- [WHAT YOU ARE ASKED TO DO]:
Given the listing that follows, report all lines in which the string "this" occurs.

- [DATA PROVIDED]:
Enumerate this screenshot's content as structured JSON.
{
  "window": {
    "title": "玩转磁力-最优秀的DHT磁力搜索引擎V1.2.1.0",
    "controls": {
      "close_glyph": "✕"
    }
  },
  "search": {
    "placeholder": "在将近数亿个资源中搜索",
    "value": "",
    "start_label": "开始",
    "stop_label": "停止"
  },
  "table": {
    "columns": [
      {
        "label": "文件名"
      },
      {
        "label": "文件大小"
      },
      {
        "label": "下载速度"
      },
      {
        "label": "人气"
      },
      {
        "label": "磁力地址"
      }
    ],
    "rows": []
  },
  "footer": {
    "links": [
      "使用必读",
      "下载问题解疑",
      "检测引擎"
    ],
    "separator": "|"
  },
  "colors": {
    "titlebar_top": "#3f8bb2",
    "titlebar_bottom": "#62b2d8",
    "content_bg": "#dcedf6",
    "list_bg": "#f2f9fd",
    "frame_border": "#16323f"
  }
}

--

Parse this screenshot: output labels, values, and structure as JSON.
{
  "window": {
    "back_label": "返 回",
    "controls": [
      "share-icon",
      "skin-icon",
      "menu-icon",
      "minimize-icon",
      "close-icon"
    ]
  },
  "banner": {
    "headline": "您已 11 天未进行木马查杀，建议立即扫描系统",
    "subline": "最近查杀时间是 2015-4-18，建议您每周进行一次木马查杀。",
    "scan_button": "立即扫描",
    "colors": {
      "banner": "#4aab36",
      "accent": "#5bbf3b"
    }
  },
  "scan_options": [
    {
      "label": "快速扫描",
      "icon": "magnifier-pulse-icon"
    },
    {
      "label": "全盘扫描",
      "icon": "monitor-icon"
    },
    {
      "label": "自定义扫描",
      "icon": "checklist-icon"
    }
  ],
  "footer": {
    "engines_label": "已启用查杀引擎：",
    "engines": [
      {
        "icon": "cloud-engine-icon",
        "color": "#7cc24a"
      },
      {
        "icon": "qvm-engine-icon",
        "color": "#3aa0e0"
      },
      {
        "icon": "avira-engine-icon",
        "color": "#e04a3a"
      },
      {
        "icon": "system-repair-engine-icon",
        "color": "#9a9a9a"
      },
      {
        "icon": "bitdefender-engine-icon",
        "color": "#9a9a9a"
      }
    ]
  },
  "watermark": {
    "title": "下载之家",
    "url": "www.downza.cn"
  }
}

- [RESPONSE]:
Enumerate this screenshot's content as structured JSON.
Parse this screenshot: output labels, values, and structure as JSON.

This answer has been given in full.